“We will use the information on the CSS Profile, along with tax returns, to make financial aid determinations, and will get financial aid packages to students on time as planned,” May said.

Still, like other colleges and universities, May said Smith College has heard from students having difficulty completing the FAFSA, and the college is doing its best to reassure them that these challenges will not affect their admission or financial aid at Smith.

Smith College has made proactive changes to the usual communication to students in an effort to decrease student anxiety, and is encouraging all students and families to contact student financial services with any questions, May said.

“We have developed standard language when replying to student inquiries, updated our website with a FAFSA message and are not listing the FAFSA requirement in our student portal or requiring it to complete a financial aid application for an initial financial read,” May said.

UMass most affected

Most affected by the FAFSA issues is the University of Massachusetts. As a public institution, the FAFSA is the only application accepted to be considered for federal need-based grants, work study and loans.

UMass spokesman Edward Blaguszewski said emails from the admissions office this week note that the university is “continuously monitoring updates from the Department of Education and will inform our students of changes to any UMass deadlines.”

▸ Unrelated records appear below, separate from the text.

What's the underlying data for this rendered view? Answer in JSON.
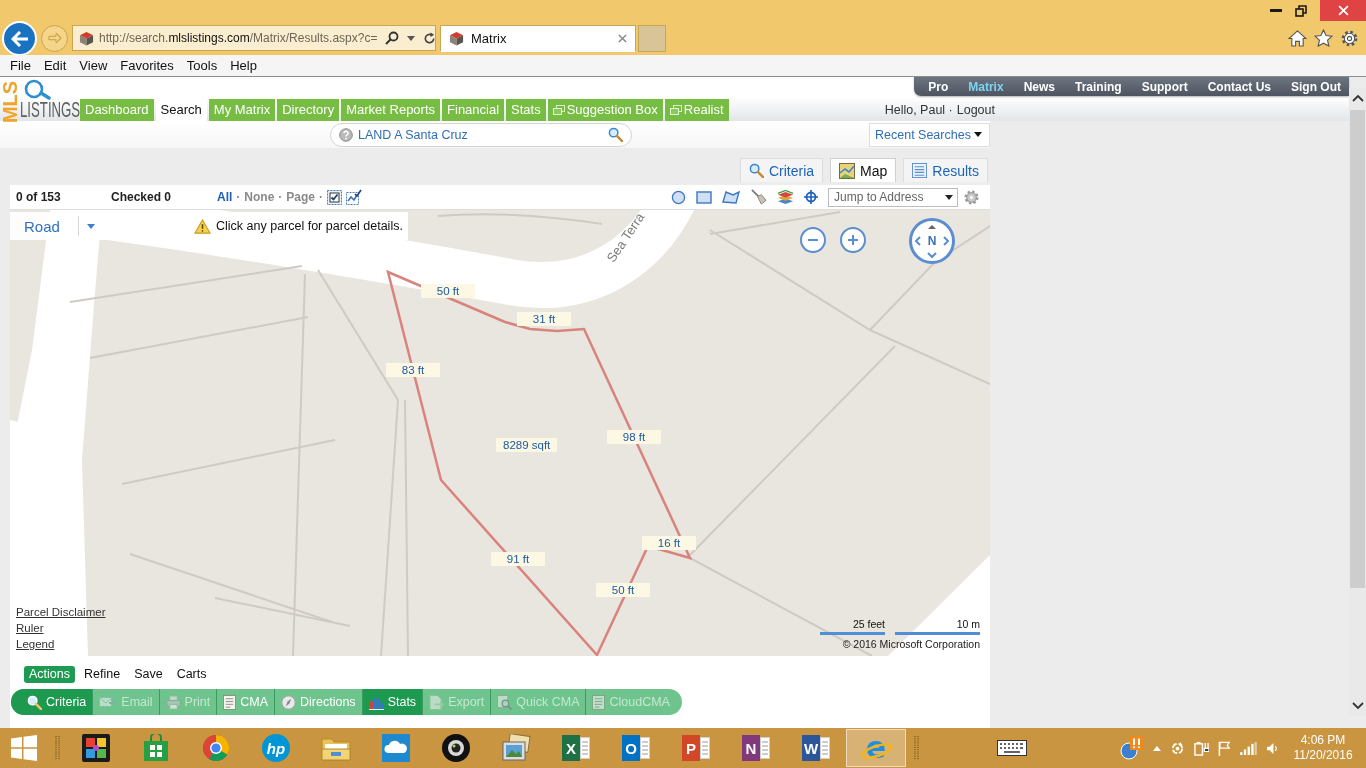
{
  "browser": {
    "tabs": [
      {
        "title": "Matrix",
        "selected": true
      }
    ],
    "address": {
      "prefix": "http://search.",
      "domain": "mlslistings.com",
      "path": "/Matrix/Results.aspx?c="
    },
    "menu": [
      "File",
      "Edit",
      "View",
      "Favorites",
      "Tools",
      "Help"
    ]
  },
  "header": {
    "logo": {
      "mark": "MLS",
      "word": "LISTINGS"
    },
    "utility_nav": [
      {
        "label": "Pro",
        "selected": false
      },
      {
        "label": "Matrix",
        "selected": true
      },
      {
        "label": "News",
        "selected": false
      },
      {
        "label": "Training",
        "selected": false
      },
      {
        "label": "Support",
        "selected": false
      },
      {
        "label": "Contact Us",
        "selected": false
      },
      {
        "label": "Sign Out",
        "selected": false
      }
    ],
    "main_nav": [
      {
        "label": "Dashboard",
        "selected": false,
        "popup": false
      },
      {
        "label": "Search",
        "selected": true,
        "popup": false
      },
      {
        "label": "My Matrix",
        "selected": false,
        "popup": false
      },
      {
        "label": "Directory",
        "selected": false,
        "popup": false
      },
      {
        "label": "Market Reports",
        "selected": false,
        "popup": false
      },
      {
        "label": "Financial",
        "selected": false,
        "popup": false
      },
      {
        "label": "Stats",
        "selected": false,
        "popup": false
      },
      {
        "label": "Suggestion Box",
        "selected": false,
        "popup": true
      },
      {
        "label": "Realist",
        "selected": false,
        "popup": true
      }
    ],
    "user": {
      "greeting": "Hello, Paul",
      "separator": "·",
      "logout": "Logout"
    },
    "quick_search": {
      "label": "LAND A Santa Cruz"
    },
    "recent_searches": "Recent Searches"
  },
  "view_tabs": [
    {
      "label": "Criteria",
      "kind": "search",
      "selected": false
    },
    {
      "label": "Map",
      "kind": "map",
      "selected": true
    },
    {
      "label": "Results",
      "kind": "list",
      "selected": false
    }
  ],
  "map_toolbar": {
    "result_count": "0 of 153",
    "checked_count": "Checked 0",
    "select_links": [
      {
        "label": "All",
        "selected": true,
        "separator": "·"
      },
      {
        "label": "None",
        "selected": false,
        "separator": "·"
      },
      {
        "label": "Page",
        "selected": false,
        "separator": "·"
      }
    ],
    "jump_field": {
      "placeholder": "Jump to Address"
    }
  },
  "map": {
    "style_control": "Road",
    "notice": "Click any parcel for parcel details.",
    "street_label": "Sea Terra",
    "parcel_labels": [
      "50 ft",
      "31 ft",
      "83 ft",
      "8289 sqft",
      "98 ft",
      "16 ft",
      "91 ft",
      "50 ft"
    ],
    "compass": "N",
    "links": [
      "Parcel Disclaimer",
      "Ruler",
      "Legend"
    ],
    "scale": {
      "imperial": "25 feet",
      "metric": "10 m"
    },
    "copyright": "© 2016 Microsoft Corporation"
  },
  "action_tabs": [
    {
      "label": "Actions",
      "selected": true
    },
    {
      "label": "Refine",
      "selected": false
    },
    {
      "label": "Save",
      "selected": false
    },
    {
      "label": "Carts",
      "selected": false
    }
  ],
  "action_buttons": [
    {
      "label": "Criteria",
      "kind": "search",
      "active": true,
      "disabled": false
    },
    {
      "label": "Email",
      "kind": "email",
      "active": false,
      "disabled": true
    },
    {
      "label": "Print",
      "kind": "print",
      "active": false,
      "disabled": true
    },
    {
      "label": "CMA",
      "kind": "document",
      "active": false,
      "disabled": false
    },
    {
      "label": "Directions",
      "kind": "directions",
      "active": false,
      "disabled": false
    },
    {
      "label": "Stats",
      "kind": "chart",
      "active": true,
      "disabled": false
    },
    {
      "label": "Export",
      "kind": "export",
      "active": false,
      "disabled": true
    },
    {
      "label": "Quick CMA",
      "kind": "quick",
      "active": false,
      "disabled": true
    },
    {
      "label": "CloudCMA",
      "kind": "document",
      "active": false,
      "disabled": true
    }
  ],
  "taskbar": {
    "apps": [
      {
        "kind": "puzzle",
        "selected": false
      },
      {
        "kind": "store",
        "selected": false
      },
      {
        "kind": "wheel",
        "selected": false
      },
      {
        "kind": "round",
        "glyph": "hp",
        "color": "#0096d6",
        "selected": false
      },
      {
        "kind": "folder",
        "selected": false
      },
      {
        "kind": "cloud",
        "selected": false
      },
      {
        "kind": "lens",
        "selected": false
      },
      {
        "kind": "photos",
        "selected": false
      },
      {
        "kind": "tile",
        "glyph": "X",
        "color": "#1e7145",
        "selected": false
      },
      {
        "kind": "tile",
        "glyph": "O",
        "color": "#0072c6",
        "selected": false
      },
      {
        "kind": "tile",
        "glyph": "P",
        "color": "#d24726",
        "selected": false
      },
      {
        "kind": "tile",
        "glyph": "N",
        "color": "#80397b",
        "selected": false
      },
      {
        "kind": "tile",
        "glyph": "W",
        "color": "#2b579a",
        "selected": false
      },
      {
        "kind": "ring",
        "glyph": "e",
        "color": "#1e8fe0",
        "selected": true
      }
    ],
    "clock": {
      "time": "4:06 PM",
      "date": "11/20/2016"
    }
  }
}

That email encourages students to continue trying to file by the UMass priority filing date of March 1. “If you are experiencing challenges submitting your FAFSA, please reply to this email so that we may assist you,” the correspondence states. It also says that if students fail to get the FAFSA done, it will not affect funding, and that state and scholarship agencies have varying deadlines that they are encouraged to meet.

Amherst College has been able to modify its requirements, pushing the deadline for submission of a FAFSA for all first-time enrolling students until July 1. An advisory to this effect is on the college’s website:

“While many students and families have been able to successfully complete the 2024-2025 FAFSA, others have not, due to known FAFSA completion challenges. Out of awareness and concern for these students and families, Amherst College is delaying our submission requirement for the FAFSA to July 1 for all first time enrolling students.”

Amherst College put together a website to update students on the FAFSA submission, recommending that current aid applicants prioritize completing all other aid documents and that, while completing and submitting FASA if possible, “FAFSA is not required for an accurate aid offer from Amherst College.”

Hidalgo said some colleges have created their own institutional aid application, listing aid award, institutional grants and scholarships, plus any state and federal aid. Hidalgo said many also have a net price calculator. But state schools are reliant on FAFSA, whereas in addition to Smith and Amherst, Mount Holyoke and Hampshire colleges also participate in CSS Profile.

FAFSA is required for all U.S. citizens and permanent resident students who accept a college’s financial aid offer so that federal money can be disbursed.

Amherst College’s Dean of Financial Aid Gail Holt brings expertise from chairing the FAFSA Simplification Implementation Working Group, an organization made up of 13 financial aid administrators from across the country to prepare for the moment. Part of that group’s work included reducing the number of questions on the application and lowering barriers for certain student populations.

With the kinks in FAFSA expected to be worked out, McGann said he anticipates students who would enroll in the fall of 2025 will be able to file their forms this coming October.

“Going forward, this will be something that makes college-going easier and better for families across the country,” McGann said. “It will be less complex, less cumbersome for millions of families.”

Hidalgo, too, envisions improvement. “I’m hoping it’s a one-year thing and next year it will be back to normal,” Hidalgo said.

Scott Merzbach can be reached at smerzbach@gazettenet.com.